Monday, 7 March 2011
Ministers push Israel PM over new peace plan
Top Israeli ministers on Monday urged Prime Minister Benjamin Netanyahu to swiftly make public details of his new diplomatic initiative in a bid to end the Jewish state's increasing isolation.Skip related content
Over the past week, the Israeli press has been filled with reports about Netanyahu's new plan to establish a Palestinian state within provisional borders as part of "a long-term interim agreement" -- details of which were expected to be announced during a trip to Washington in May.
But Defence Minister Ehud Barak on Monday urged Netanyahu to move faster in a bid "to move Israel out of its isolation."
"Such a decision must be taken in the coming weeks, not the coming months. A declaration before the Congress in May would be far too late," he told public radio.
"The world will not accept that we continue to rule over another people after 43 years," he said in reference to Israel's occupation of land it captured in the 1967 Six Day War.
Earlier, public radio quoted sources in Netanyahu's office as saying the premier was trying to bring forward his US trip and travel to Washington in the coming weeks where he would present his new initiative in a speech to the US Congress.

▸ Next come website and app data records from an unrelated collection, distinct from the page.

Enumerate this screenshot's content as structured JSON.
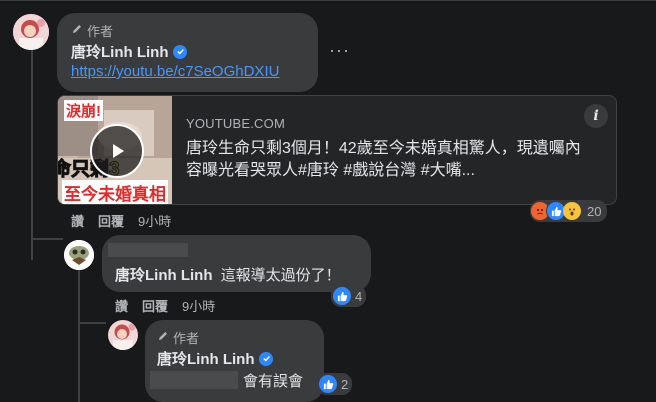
{
  "comments": [
    {
      "author_tag": "作者",
      "author": "唐玲Linh Linh",
      "link": "https://youtu.be/c7SeOGhDXIU",
      "card": {
        "source": "YOUTUBE.COM",
        "title": "唐玲生命只剩3個月！42歲至今未婚真相驚人，現遺囑內容曝光看哭眾人#唐玲 #戲說台灣 #大嘴...",
        "thumb_text_1": "淚崩!",
        "thumb_text_2": "命只剩3",
        "thumb_text_3": "至今未婚真相"
      },
      "actions": {
        "like": "讚",
        "reply": "回覆",
        "time": "9小時"
      },
      "reactions": {
        "count": "20",
        "icons": [
          "angry-icon",
          "like-icon",
          "wow-icon"
        ]
      }
    },
    {
      "author": "唐玲Linh Linh",
      "text": "這報導太過份了！",
      "actions": {
        "like": "讚",
        "reply": "回覆",
        "time": "9小時"
      },
      "reactions": {
        "count": "4"
      }
    },
    {
      "author_tag": "作者",
      "author": "唐玲Linh Linh",
      "text": "會有誤會",
      "reactions": {
        "count": "2"
      }
    }
  ],
  "colors": {
    "background": "#18191a",
    "bubble": "#3a3b3c",
    "link": "#4599ff",
    "accent": "#2d88ff"
  }
}
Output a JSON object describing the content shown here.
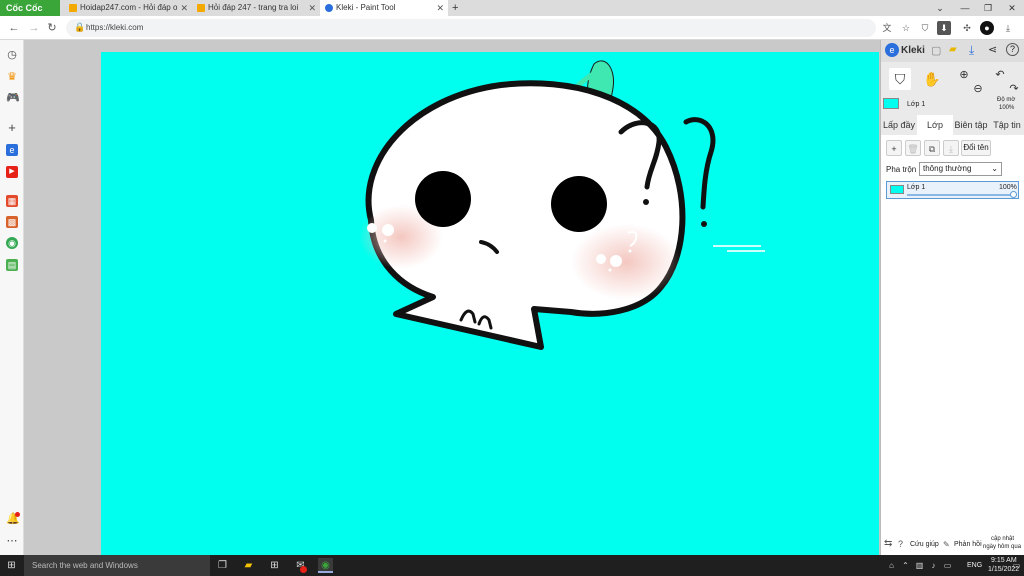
{
  "browser": {
    "brand": "Cốc Cốc",
    "tabs": [
      {
        "label": "Hoidap247.com - Hỏi đáp o",
        "favicon_color": "#f2a900"
      },
      {
        "label": "Hỏi đáp 247 - trang tra loi",
        "favicon_color": "#f2a900"
      },
      {
        "label": "Kleki - Paint Tool",
        "favicon_color": "#2a6fdb"
      }
    ],
    "new_tab": "+",
    "url": "https://kleki.com"
  },
  "kleki": {
    "app_name": "Kleki",
    "opacity_label": "Độ mờ",
    "opacity_value": "100%",
    "active_layer_name": "Lớp 1",
    "tabs": [
      "Lấp đầy",
      "Lớp",
      "Biên tập",
      "Tập tin"
    ],
    "rename_label": "Đổi tên",
    "blend_label": "Pha trộn",
    "blend_value": "thông thường",
    "layers": [
      {
        "name": "Lớp 1",
        "opacity": "100%"
      }
    ],
    "footer": {
      "help": "Cứu giúp",
      "feedback": "Phản hồi",
      "updated": "cập nhật",
      "updated_when": "ngày hôm qua"
    }
  },
  "taskbar": {
    "search_placeholder": "Search the web and Windows",
    "lang": "ENG",
    "time": "9:15 AM",
    "date": "1/15/2022"
  },
  "colors": {
    "canvas_bg": "#00ffee",
    "accent_green": "#3aa63a",
    "kleki_blue": "#2a6fdb"
  }
}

Intelligence Minister Dan Meridor -- who, like Barak, is also part of Netanyahu's inner circle of seven -- said that if Israel did not move quickly, the world would soon recognise a Palestinian state along the 1967 borders.
"We have to be proactive before calamity hits, before we are isolated," he told army radio.
"We must define our goal quickly. There is a danger that if we leave things unclear we will reach a situation that we?ve seen recently at the UN Security Council," he said of a Palestinian attempt last month to push through an anti-settlement resolution at the UN Security Council.
The resolution, which condemned Israel's policy of building on land occupied in 1967, was supported by 14 out of 15 Council members, but stopped in its tracks after the United States cast a deeply unpopular veto.
"It will all suffer the same fate -- the Jewish Quarter together with Elon Moreh and Bracha," Meridor said, comparing the Jewish part of Jerusalem's Old City with two West Bank settlements.
Under international law, all three are considered to be illegally occupied, but the Jewish Quarter is widely expected to stay under Israeli sovereignty in any peace deal rather than the other two which are considered politically expendable.
But Netanyahu's plan stands little chance of being accepted by the Palestinians who have always rejected the notion of any interim deal or any agreement that does not include permanent resolution of final status issues such as Jerusalem and the Palestinian refugees.
Israel has come under increasing pressure in recent months over the stalled direct peace talks, which ground to a halt shortly after being relaunched by Washington in September 2010 over the issue of settlement construction.
A limited Israeli moratorium on settlement building expired shortly after the talks began, with Netanyahu refusing to renew the ban and the Palestinians refusing to hold talks while Israeli builds on land it wants for a state.
The stalemate and Israel's continued settlement construction have angered many in the international community, resulting in near universal support for the Security Council's anti-settlement resolution.